There are 14 algorithms presented:
Algorithms are not alphabetically ordered, but in order of their performance speed descending when sorting an array of 8 thousand elements.
The following arrays dimensions, used for sorting, are presented:
Each measurement was performed with different array filling, which is passed to sorting function.
- In the first case the array has been filled by random values with a (1, n) interval, in which n — is an array dimension.
- In the second case the array has been filled by random values with a (1, PHP_INT_MAX) interval, in which PHP_INT_MAX — is maximum variable value of INT type in the current system. In my system it’s 2^63 or approx 9.2233720368548E+18
Each measurement has been performed three times and an arithmetic mean has been taken
Arrays of up to 1000 elements
All sorting functions are involved in this category.
Arrays of up to 30 thousand elements
In this case 5 the fastest algorithms are involved: counting, quick, comb, heap and merge sorts.
Arrays of up to 200 thousand elements
In this case the same 5 algorithms are involved: counting, quick, comb, heap and merge sorts.
Arrays of up to 2 million elements
In the last round of 2 million elements two algorithms were involved: count sort and quick sort.
QuickSort is rightfully considered quite a good algorithm. CountingSort is really good at small value ranges; otherwise it can’t manage due to low memory. Cocktail sort proved to be a bad choice for random values. Bubble sort and its modifications are not applicable to practical use.
Source code of all algorithms + results: https://drive.google.com/file/d/0B63HSL7JD630VWdSSFgwdHR5RkU/edit?usp=sharing

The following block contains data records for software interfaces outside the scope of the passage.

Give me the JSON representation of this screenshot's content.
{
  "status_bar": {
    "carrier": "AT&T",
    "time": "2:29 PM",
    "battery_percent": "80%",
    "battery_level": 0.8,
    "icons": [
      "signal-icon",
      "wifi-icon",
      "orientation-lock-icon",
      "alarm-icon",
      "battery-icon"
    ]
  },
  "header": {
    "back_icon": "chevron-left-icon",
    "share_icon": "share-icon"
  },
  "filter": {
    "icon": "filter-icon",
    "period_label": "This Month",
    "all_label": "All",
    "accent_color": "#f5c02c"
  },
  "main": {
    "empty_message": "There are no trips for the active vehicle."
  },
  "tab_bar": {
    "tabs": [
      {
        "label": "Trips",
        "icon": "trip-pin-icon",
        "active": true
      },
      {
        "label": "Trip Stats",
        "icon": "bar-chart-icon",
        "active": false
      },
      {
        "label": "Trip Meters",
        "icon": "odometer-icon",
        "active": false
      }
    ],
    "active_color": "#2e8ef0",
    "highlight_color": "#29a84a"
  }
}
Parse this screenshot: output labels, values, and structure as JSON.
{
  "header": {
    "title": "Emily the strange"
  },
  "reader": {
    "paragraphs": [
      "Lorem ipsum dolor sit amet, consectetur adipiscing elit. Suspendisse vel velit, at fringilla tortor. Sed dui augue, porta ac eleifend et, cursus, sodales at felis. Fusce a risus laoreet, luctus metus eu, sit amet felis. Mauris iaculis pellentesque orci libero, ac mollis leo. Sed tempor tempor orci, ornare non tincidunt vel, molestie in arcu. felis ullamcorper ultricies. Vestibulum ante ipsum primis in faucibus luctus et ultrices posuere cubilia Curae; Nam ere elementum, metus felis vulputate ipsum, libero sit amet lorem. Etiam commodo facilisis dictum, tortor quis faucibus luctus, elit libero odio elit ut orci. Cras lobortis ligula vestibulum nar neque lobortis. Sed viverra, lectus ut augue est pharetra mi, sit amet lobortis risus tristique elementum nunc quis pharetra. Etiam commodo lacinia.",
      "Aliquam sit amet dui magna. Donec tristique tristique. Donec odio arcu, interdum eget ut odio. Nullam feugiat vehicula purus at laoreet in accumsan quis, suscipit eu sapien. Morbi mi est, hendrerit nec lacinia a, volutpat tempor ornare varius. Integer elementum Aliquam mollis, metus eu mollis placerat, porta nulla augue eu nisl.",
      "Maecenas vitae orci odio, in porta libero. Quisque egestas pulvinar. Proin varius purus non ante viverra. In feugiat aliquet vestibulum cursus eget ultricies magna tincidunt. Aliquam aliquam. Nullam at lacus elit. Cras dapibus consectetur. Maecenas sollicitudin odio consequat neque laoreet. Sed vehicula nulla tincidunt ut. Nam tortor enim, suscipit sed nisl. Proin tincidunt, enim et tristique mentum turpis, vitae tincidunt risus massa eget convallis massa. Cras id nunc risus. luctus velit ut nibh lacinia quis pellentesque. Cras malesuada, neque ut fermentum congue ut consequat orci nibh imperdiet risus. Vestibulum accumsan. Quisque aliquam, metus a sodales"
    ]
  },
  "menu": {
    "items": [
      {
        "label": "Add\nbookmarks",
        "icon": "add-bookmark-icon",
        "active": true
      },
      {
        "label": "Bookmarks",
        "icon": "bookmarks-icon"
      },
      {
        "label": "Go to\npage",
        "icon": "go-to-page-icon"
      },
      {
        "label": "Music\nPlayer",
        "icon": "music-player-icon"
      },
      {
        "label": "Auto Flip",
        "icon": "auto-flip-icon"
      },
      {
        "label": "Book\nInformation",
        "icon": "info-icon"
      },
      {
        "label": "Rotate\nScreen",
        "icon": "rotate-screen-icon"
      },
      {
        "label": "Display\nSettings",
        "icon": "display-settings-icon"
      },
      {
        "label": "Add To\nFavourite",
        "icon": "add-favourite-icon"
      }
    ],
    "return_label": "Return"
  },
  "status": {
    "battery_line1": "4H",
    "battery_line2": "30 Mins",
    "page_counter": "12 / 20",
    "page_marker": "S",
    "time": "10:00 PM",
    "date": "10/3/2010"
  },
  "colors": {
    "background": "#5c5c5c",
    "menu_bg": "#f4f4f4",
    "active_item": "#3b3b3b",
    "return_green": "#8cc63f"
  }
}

While a fun exercise, use the built in sort function. Building a sort function in interpreted PHP code will never be faster than the C variant that sort() employs.